This is a space where everybody’s opinions, ideas, and contributions are valuable, regardless of their knowledge or experience on certain issues. We recognise and embrace the differing levels and types of knowledge that each person at QC possesses. We encourage the sharing of knowledge, but ask that people are proactive in their efforts to avoid creating knowledge hierarchies within the space (for example, using a term which not everyone would be expected to know without explaining its meaning). No-one should feel silenced in the space, nor should anyone feel compelled to engage in any ways that are not comfortable to them.

THE AGREEMENT

All delegates of Queer Collaborations 2014 will keep the following list in mind, and adhere to these points. All delegates will adhere to this agreement in all spaces throughout the conference. The agreement is that delegates will:

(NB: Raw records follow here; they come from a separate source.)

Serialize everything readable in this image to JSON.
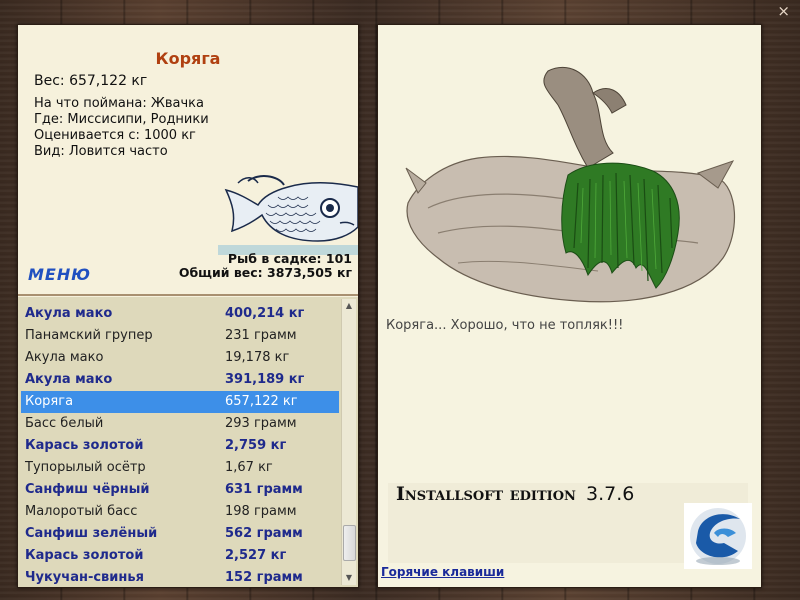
{
  "window": {
    "close_glyph": "×"
  },
  "fish_info": {
    "title": "Коряга",
    "weight_line": "Вес: 657,122 кг",
    "caught_on": "На что поймана: Жвачка",
    "location": "Где: Миссисипи, Родники",
    "valued_from": "Оценивается с: 1000 кг",
    "kind": "Вид: Ловится часто",
    "fish_icon": "fish-drawing-icon"
  },
  "menu": {
    "label": "МЕНЮ"
  },
  "stats": {
    "fish_in_keepnet": "Рыб в садке: 101",
    "total_weight": "Общий вес: 3873,505 кг"
  },
  "catch_list": [
    {
      "name": "Акула мако",
      "weight": "400,214 кг",
      "bold": true,
      "selected": false
    },
    {
      "name": "Панамский групер",
      "weight": "231 грамм",
      "bold": false,
      "selected": false
    },
    {
      "name": "Акула мако",
      "weight": "19,178 кг",
      "bold": false,
      "selected": false
    },
    {
      "name": "Акула мако",
      "weight": "391,189 кг",
      "bold": true,
      "selected": false
    },
    {
      "name": "Коряга",
      "weight": "657,122 кг",
      "bold": false,
      "selected": true
    },
    {
      "name": "Басс белый",
      "weight": "293 грамм",
      "bold": false,
      "selected": false
    },
    {
      "name": "Карась золотой",
      "weight": "2,759 кг",
      "bold": true,
      "selected": false
    },
    {
      "name": "Тупорылый осётр",
      "weight": "1,67 кг",
      "bold": false,
      "selected": false
    },
    {
      "name": "Санфиш чёрный",
      "weight": "631 грамм",
      "bold": true,
      "selected": false
    },
    {
      "name": "Малоротый басс",
      "weight": "198 грамм",
      "bold": false,
      "selected": false
    },
    {
      "name": "Санфиш зелёный",
      "weight": "562 грамм",
      "bold": true,
      "selected": false
    },
    {
      "name": "Карась золотой",
      "weight": "2,527 кг",
      "bold": true,
      "selected": false
    },
    {
      "name": "Чукучан-свинья",
      "weight": "152 грамм",
      "bold": true,
      "selected": false
    }
  ],
  "scroll": {
    "up_glyph": "▲",
    "down_glyph": "▼"
  },
  "detail": {
    "image_icon": "driftwood-with-moss-image",
    "comment": "Коряга... Хорошо, что не топляк!!!"
  },
  "edition": {
    "label": "Installsoft edition",
    "version": "3.7.6",
    "logo_icon": "installsoft-logo-icon"
  },
  "hotkeys": {
    "label": "Горячие клавиши"
  },
  "colors": {
    "selected_row": "#3d8fe8",
    "bold_row": "#1f2a8c",
    "title": "#b04010",
    "menu": "#2050c0"
  }
}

  • Respect people’s physical and emotional boundaries.
  • Always get explicit verbal consent before touching someone or crossing personal boundaries.
  • Respect people’s opinions, beliefs, differing states of being, and differing points of view.
  • Be responsible for your own actions. Be aware that your actions do have an effect on others.
  • If someone is upset or offended by your actions, you need to take personal responsibility for this, regardless of whether the harm was intended.
  • Take responsibility for your own safety, and get help if you need it.
  • Be aware that children may be in the space, and that their safety needs to be ensured.
  • not engage in any behaviour or language that may perpetuate oppression, for example being racist, ageist, sexist, transphobic, homophobic, queerphobic, ableist, classist, sizeist, biphobic, whorephobic, polyphobic, femmephobic, transmisogynistic or any bigoted behaviour.

Examining our own subtle and not-so-subtle prejudices:

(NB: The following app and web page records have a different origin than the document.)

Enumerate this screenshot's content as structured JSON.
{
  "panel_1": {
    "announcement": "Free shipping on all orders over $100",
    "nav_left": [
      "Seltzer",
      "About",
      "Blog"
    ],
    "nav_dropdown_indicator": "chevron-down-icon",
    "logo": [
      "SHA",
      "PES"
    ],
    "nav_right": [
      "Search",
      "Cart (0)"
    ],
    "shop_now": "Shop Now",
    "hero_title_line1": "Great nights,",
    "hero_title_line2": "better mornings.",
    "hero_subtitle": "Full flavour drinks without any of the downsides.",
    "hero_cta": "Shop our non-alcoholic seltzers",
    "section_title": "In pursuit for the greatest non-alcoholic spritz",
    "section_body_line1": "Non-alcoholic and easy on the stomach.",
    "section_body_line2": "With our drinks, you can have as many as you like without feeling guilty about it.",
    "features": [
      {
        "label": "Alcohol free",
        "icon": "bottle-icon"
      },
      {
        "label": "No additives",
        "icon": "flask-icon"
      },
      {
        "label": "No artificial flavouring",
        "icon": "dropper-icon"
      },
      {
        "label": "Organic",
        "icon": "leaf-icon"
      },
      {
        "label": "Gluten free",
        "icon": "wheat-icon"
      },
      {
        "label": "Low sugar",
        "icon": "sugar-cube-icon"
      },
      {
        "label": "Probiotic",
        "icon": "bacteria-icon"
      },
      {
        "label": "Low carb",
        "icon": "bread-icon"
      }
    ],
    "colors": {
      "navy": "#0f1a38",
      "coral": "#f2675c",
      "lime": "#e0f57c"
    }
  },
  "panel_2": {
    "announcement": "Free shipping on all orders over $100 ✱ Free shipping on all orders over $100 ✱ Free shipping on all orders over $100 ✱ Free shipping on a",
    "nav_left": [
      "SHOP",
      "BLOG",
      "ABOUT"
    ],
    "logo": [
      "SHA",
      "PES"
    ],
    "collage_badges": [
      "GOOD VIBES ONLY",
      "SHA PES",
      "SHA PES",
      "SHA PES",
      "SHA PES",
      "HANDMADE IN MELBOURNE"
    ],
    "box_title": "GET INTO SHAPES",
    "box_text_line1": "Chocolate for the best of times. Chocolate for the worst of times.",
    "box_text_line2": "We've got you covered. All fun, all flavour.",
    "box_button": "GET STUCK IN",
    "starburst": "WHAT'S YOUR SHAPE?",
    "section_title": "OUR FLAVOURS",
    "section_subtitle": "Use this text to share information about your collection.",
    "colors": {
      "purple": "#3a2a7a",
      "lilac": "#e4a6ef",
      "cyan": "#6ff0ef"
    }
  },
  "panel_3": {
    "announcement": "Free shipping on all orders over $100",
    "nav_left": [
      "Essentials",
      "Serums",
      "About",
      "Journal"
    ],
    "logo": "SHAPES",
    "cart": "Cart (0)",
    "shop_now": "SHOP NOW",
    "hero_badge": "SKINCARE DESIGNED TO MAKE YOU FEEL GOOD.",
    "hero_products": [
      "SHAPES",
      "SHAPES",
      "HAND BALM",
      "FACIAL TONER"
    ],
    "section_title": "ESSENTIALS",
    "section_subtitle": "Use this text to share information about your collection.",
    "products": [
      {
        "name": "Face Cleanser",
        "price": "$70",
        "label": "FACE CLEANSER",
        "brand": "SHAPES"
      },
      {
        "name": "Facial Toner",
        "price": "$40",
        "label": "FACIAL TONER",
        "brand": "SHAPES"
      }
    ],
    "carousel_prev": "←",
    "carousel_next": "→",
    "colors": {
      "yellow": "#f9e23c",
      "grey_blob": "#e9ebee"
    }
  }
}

If we profess to be concerned about issues of race, gender, and sexuality, etc., we need to live our lives in a way that proactively seeks to subvert prejudice, to undermine the very possibility that someone will feel discriminated against. This means treating people equally and respecting that everyone has something amazing to contribute. It means not being tokenistic. It means not acting awkward around people because you don’t know what to say because of some perceived difference. This space aims to explore and acknowledge the subtle (and not-so-subtle) forms of femmephobia, racism, ageism, transphobia, sexism, queerphobia, ableism, sizeism, homophobia and classism within our own spaces and to tackle them head-on.

If the Agreement is Not Adhered To:

A space should be inclusive of every individual where possible, but, if certain individuals are making the conference unsafe, they are making it less inclusive for others. If you feel that you cannot adhere to the Safer Spaces Policy you should exclude yourself from conference. The Grievance Collective is empowered to remove individuals who refuse to comply to this policy. Any individual or group engaging in violence (including sexual violence and harassment) at QC will be immediately excluding themselves. The conference organising committee will ask them to remove themselves from the conference. All delegates have agreed upon receipt of their delegate pass that they will adhere to these policies and may be asked to remove themselves from the conference is they do not.